Although it appeared from the outset that the band of terrorists who’d launched a half-hearted guerrilla campaign for months were finally defeated, another resistance cell had cropped up in the city. Carragher had been shaken by the murder of Jean-Pierre Bisseau. What was even more shocking was the fact that the killing took place in broad daylight in front of dozens of citizens. The fact that none of them cooperated with authorities was hard proof that they no longer had any support from the populace. The North American Police and United Nations forces under his command had control of the city for the time being, but if the way things were eroding was any indication, that control would be wrested away.
Toombs entered his superior’s office.
“Good morning, Sir.”
“Good morning, major. Any leads in your investigation of the murder of Captain Bisseau?”
“Unfortunately not, Sir. Mr. Carragher, you recently had a meeting with Senator Grimshaw. I remember Grimshaw years ago when he was a city councilman in Birmingham.”
“Yes, he’s a remarkable fellow indeed. As true a southerner as can be found. Well, not as true as you, major, but pretty darn close.”
“I admire the compliment, Sir.”
“Have you spoken with Lieutenant-Colonel Mullen lately? I was hoping to touch base with him. Every time I call over to the command centre, he’s busy.”
“Mullen is doing well. He’s been having to deal with a disciplinary issue with one of his men.”
“Some young fella skipping duty, getting a little too friendly with the locals.”
“That’s always cause for concern. I trust that Mullen will get this nipped in the bud before it spirals out of control.”
Father Tuck prayed discerningly about the decision he was about to make. The veteran pastor asked God to guide him through the endless security points as well as the probing drones and helicopters that patrolled the skies. Robert Hunt and the members of his small resistance cell were elated that Tuck was going to go into the mountains, track down Jake, Mallory and Kevin, and bring the remaining three rebels back into the city.

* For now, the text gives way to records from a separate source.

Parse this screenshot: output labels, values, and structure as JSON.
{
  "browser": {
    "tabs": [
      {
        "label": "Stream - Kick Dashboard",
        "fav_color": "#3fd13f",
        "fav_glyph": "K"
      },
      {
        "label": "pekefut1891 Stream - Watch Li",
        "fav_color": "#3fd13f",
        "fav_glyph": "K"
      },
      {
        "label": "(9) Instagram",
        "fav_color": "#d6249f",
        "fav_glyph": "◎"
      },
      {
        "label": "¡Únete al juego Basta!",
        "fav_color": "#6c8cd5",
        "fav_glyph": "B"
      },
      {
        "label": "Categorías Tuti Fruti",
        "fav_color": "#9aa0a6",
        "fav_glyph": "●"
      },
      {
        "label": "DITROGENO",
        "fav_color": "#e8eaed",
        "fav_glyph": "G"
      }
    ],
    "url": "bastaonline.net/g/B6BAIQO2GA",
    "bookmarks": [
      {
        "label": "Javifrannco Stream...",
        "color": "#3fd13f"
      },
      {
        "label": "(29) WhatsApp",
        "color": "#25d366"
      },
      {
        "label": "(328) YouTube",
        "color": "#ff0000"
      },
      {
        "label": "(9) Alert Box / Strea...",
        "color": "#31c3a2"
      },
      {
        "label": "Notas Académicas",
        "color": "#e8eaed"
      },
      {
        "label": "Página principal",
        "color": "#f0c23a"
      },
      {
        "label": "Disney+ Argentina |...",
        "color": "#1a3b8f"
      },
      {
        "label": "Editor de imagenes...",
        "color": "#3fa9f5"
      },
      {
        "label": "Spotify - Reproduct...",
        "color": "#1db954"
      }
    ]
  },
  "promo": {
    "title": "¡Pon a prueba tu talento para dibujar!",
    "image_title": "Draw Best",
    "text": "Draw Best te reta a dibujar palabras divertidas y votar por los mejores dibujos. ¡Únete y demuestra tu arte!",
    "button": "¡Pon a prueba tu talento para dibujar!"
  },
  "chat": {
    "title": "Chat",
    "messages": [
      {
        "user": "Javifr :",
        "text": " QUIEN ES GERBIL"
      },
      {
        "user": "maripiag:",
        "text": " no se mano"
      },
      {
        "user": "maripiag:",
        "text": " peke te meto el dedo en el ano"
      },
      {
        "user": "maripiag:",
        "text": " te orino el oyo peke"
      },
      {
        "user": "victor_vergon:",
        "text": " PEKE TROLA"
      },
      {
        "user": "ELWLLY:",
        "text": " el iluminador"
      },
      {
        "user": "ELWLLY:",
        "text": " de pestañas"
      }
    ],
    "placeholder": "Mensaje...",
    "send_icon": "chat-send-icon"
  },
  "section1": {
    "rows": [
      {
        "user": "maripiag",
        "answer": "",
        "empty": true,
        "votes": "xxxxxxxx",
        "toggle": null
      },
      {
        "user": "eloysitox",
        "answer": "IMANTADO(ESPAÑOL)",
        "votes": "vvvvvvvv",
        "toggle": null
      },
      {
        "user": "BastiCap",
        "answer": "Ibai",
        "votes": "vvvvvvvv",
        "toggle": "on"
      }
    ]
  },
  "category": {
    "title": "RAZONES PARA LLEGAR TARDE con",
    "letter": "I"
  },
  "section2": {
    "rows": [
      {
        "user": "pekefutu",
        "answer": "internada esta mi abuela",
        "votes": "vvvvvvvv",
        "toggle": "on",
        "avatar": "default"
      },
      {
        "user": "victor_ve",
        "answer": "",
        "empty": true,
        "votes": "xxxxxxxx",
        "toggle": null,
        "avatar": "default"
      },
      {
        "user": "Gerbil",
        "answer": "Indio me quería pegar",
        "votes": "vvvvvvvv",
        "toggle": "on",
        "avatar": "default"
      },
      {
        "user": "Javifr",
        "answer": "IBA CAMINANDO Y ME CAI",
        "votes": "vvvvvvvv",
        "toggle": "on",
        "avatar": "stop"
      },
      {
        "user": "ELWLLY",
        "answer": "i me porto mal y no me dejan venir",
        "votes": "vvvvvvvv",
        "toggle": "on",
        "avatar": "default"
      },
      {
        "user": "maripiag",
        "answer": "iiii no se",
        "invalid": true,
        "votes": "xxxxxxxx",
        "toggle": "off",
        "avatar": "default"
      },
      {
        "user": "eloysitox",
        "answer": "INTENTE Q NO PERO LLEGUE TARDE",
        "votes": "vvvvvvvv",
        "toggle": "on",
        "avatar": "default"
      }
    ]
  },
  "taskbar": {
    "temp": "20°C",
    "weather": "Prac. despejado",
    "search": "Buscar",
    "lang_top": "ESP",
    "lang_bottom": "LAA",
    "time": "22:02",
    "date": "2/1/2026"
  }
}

Once the three were back in town, all of them, including Brian Vance, would hold one more clandestine meeting to hammer out a strategy to drive the North American and United Nations forces from their district once and for all.
Tuck had filled a backpack full of provisions. The naturally-inclined athlete laced up his hiking boots and threw on a warm jacket. After locking up the parish house, Tuck drove through Kamloops in his jeep until he reached the Red Bridge that spanned the South Thompson River. Three British paratroopers were guarding it. Tuck rolled down the driver’s side window.
‘Good day, Father,” a young lance-corporal said. “Where are you off to today?”
“I’m visiting a colleague of mine who lives in 100 Mile House. Father Hebert.”
“May I see your travel permit please?”
Tuck fished out a forged travel permit and handed it to the British soldier. The para looked it over and handed it back to Tuck.
“Here you are, Father. According to the conditions outlined in this permit, you’ll be gone for four days.”
“That is correct.”
“Carry on then.”
Tuck put up his window and drove north onto Mt. Paul Way. An enormous sense of relief washed over him. Tuck pulled onto Yellowhead Highway 5 and continued driving north.
The once picturesque countryside had been permanently scarred by the horrors of war. Houses previously owned by wealthy local businesspeople and ranchers sat abandoned. Others had been destroyed in air attacks. Tuck drove for over an hour. He spotted the faded sign signalling that the tiny hamlet of Little Fort was coming up.
As Tuck drove past Little Fort on the Trans-Canada Highway, he noticed that the once touristy community was nearly empty. A few locals wandered the main street. Tuck’s destination was Clearwater. Prior to reaching the mountain town, he pulled off of the Trans-Canada and made his way down a barely-used bush road.
Tuck parked the jeep in a section of secluded forest that was very thick. He locked the jeep, opened up the back hatch and retrieved the backpack. It was a sunny though bitterly cold day. Tuck zipped up his jacket and covered his head with a woollen toque. He stared into the vast wilderness that was laid out in front of him. He had a rough idea where the mine was located. Tuck had hiked this area a few times before. It was rocky, treacherous terrain, but he could handle it.